Congratulations, Elizabeth!

Taylor Lab wins FOEDRC Research Day scientific poster awards

Thursday, April 27th, 2017

Adam Rauckhorst (center) & Arpit Sharma (second from right) along with the other FOEDRC poster winners.

Graduate Student Arpit Sharma’s poster entitled “Loss of Skeletal Muscle Mpc1 in Mice Stimulates Fatty Acid Oxidation, Nitrogen Retention, and Leanness,” won the award for best poster in the pre-doctoral category.

Postdoc Adam Rauckhorst’s poster entitled “The mitochondrial pyruvate carrier mediates high fat diet-induced increases in hepatic TCA cycle capacity and hyperglycemia,” tied with three others for the best poster in the post-doctoral/Jr. faculty category.
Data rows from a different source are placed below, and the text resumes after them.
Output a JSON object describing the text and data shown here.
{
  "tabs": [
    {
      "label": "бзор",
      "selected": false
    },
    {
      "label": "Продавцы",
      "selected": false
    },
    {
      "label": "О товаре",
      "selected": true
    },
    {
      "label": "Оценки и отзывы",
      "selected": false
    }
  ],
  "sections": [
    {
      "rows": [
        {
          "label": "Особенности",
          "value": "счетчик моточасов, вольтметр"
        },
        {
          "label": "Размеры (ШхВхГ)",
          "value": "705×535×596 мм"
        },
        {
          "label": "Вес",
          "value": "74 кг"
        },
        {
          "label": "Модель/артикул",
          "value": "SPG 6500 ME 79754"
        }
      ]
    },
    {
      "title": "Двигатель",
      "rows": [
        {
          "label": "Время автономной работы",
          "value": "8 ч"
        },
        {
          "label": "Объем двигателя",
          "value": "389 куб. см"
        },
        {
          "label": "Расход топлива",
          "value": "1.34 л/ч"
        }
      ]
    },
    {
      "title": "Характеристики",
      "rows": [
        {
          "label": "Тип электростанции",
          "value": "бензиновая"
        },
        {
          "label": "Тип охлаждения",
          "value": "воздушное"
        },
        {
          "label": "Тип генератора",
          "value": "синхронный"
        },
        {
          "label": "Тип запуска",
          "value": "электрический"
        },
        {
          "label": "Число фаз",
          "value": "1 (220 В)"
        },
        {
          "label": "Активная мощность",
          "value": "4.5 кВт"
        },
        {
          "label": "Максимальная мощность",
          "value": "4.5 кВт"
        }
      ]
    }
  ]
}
Kyle Nilson receives Most Outstanding Entry for the CCOM Health Sciences Research Week Poster Competition

Friday, April 21st, 2017

Dr. Kyle Nilson, a postdoc in the Price laboratory, received a most outstanding entry for the Carver College of Medicine Health Sciences Research Week poster competition for his poster entitled “Oxidative stress rapidly stabilizes promoter-proximal paused RNA polymerase II across the human genome.”

Lacy Barton wins 2016 Clarence Berg Award

Thursday, November 17th, 2016

Lacy Barton, a 2014 PhD with Dr. Pamela Geyer, has been named the winner of the 2016 Clarence Berg Award. The Berg Award is given biennially in honor of our former Professor Clarence P. Berg to the graduate student who demonstrates “scholarship, integrity, cooperativeness, consideration and a willingness to help others.”

Lacy was also recently named the winner of the 2015 Subramanian Award for best PhD thesis in the Department of Biochemistry.  Lacy is currently a postdoctoral fellow in Ruth Lehmann’s laboratory at New York University School of Medicine in New York, NY. She was awarded a Damon Runyon Cancer Research Foundation Fellowship for her project entitled “Mechanisms of directed cell migration in a complex in vivo environment.” Damon Runyon fellowships are among the most recognized postdoctoral awards and a high accolade for an early career scientist. Congratulations, Dr. Barton!

2016 Biochemistry Newsletter now available

Friday, November 4th, 2016

2016_newslettercoverimageThe 2016 Biochemistry @ Iowa newsletter is hot off the presses and available for download. Alumni and friends should receive a hard copy in the mail this week. If you would like to be added to our mailing list, please send your contact information to biochem@uiowa.edu. While you are at it, feel free to send us your news and updates! Previous newsletters are also available online.

Tingting Duan won second place in the Art in Science Competition at the Iowa Microscopy Society

Thursday, October 20th, 2016

image-competion-2016-a-testis-carpet-tingting

Tingting Duan, a Biochemistry PhD student mentored by Dr. Pamela Geyer, was awarded second place in the Art in Science Competition by voters attending the Iowa Microscopy Society Fall Symposium. Her image of a tetis carpet “[drew] out beauty on an extremely small scale.” The goal of the Iowa Art in Science Contest is to recognize the combination of outstanding scientific discovery and artistic appeal inherent to microscopy research.

Maria Spies lab publishes in PNAS

Wednesday, September 28th, 2016

Dr. Maria Spies laboratory recently published an Proceedings of National Academy of Sciences article entitled “Tyrosine phosphorylation stimulates activity of human RAD51 recombinase through altered nucleoprotein filament dynamics.” In this article the Spies laboratory addressed the regulation of the homologous genetic recombination, an enigmatic cellular mechanism responsible for the stability of our genomes and accurate repair of the most deleterious DNA damage. They combined the tools of biochemistry, chemical biology and single-molecule biophysics to determine the mechanism by which c-ABL kinase (and its oncogenic counterpart BCR-ABL) enhances the activity of human RAD51 recombinase, which catalyzes the central step in homologous recombination. Recent PhD, Shyamal Subramanyam, was first author of this work, which was a cornerstone of his dissertation.